“In the British Consulate,” Watkiss answered. “Traders are always a confounded nuisance, but there we are. Trade, they say, follows the flag. I know where I’d sooner be. Traders are not gentlemen.” He sounded much put out, though Halfhyde guessed that the beleaguered Britons would prove to be not so much traders as respected company officials, bankers and so on, but of course they were not gentlemen either…Watkiss went on, brandishing his telescope as though it were a sword or cutlass, “We shall cease for a while to be sailors, Mr Halfhyde, and shall become soldiers. We shall form landing-parties, with gaiters, rifles and side-arms, to fight through to their succour!” He waved an arm and struck the exhaust steam pipe for the steering engine, which led through his cabin to make it hot and stuffy when at sea. “Oh, God damn!” He was about to add further comment when a somewhat timid knock came at the frame around his door-curtain, which he had forgotten to check earlier when he had checked the port, and a face came through bearing a deferential look. It was a face Halfhyde recognized: Mr Beauchamp, a senior lieutenant, proud possessor of a half stripe between the two thicker ones on his shoulder straps. Poor Beauchamp, who had evidently not managed to avoid another spell of drudgery as Watkiss’ First Lieutenant…
“Go away, Mr Beauchamp, can’t you see I’m busy?”
Watkiss brandished his telescope. “Are you deaf, Mr Beauchamp?”
“No, sir. An important matter—”
“Oh, God damn—”
The voice grew louder in desperation. “Your ice-box, sir.”
The Senior Officer’s face reddened dangerously. “Yes, Mr Beauchamp, what about my ice-box?”

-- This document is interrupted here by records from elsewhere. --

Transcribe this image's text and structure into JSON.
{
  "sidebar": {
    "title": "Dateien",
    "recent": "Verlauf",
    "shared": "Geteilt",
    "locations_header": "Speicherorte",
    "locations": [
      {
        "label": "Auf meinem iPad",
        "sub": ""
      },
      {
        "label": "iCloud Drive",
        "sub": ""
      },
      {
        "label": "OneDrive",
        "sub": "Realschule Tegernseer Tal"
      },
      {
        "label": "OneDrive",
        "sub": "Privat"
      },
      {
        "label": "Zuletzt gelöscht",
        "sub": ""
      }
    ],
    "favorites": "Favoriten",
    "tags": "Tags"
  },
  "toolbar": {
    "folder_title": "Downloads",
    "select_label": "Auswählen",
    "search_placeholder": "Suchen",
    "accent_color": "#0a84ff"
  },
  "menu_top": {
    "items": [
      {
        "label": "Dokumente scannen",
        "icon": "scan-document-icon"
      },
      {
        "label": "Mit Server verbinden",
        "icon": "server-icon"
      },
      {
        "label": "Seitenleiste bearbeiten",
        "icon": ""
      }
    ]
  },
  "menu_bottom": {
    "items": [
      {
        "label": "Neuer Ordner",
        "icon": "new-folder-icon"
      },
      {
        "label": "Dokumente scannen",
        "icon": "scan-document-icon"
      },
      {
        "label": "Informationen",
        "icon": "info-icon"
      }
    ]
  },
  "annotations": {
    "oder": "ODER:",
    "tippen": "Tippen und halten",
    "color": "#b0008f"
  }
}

“No ice has come aboard, sir. I’m very sorry, sir. Your lettuce has become limp.”
by Philip McCutchan have rating 4 out of 5 / Based on32 votes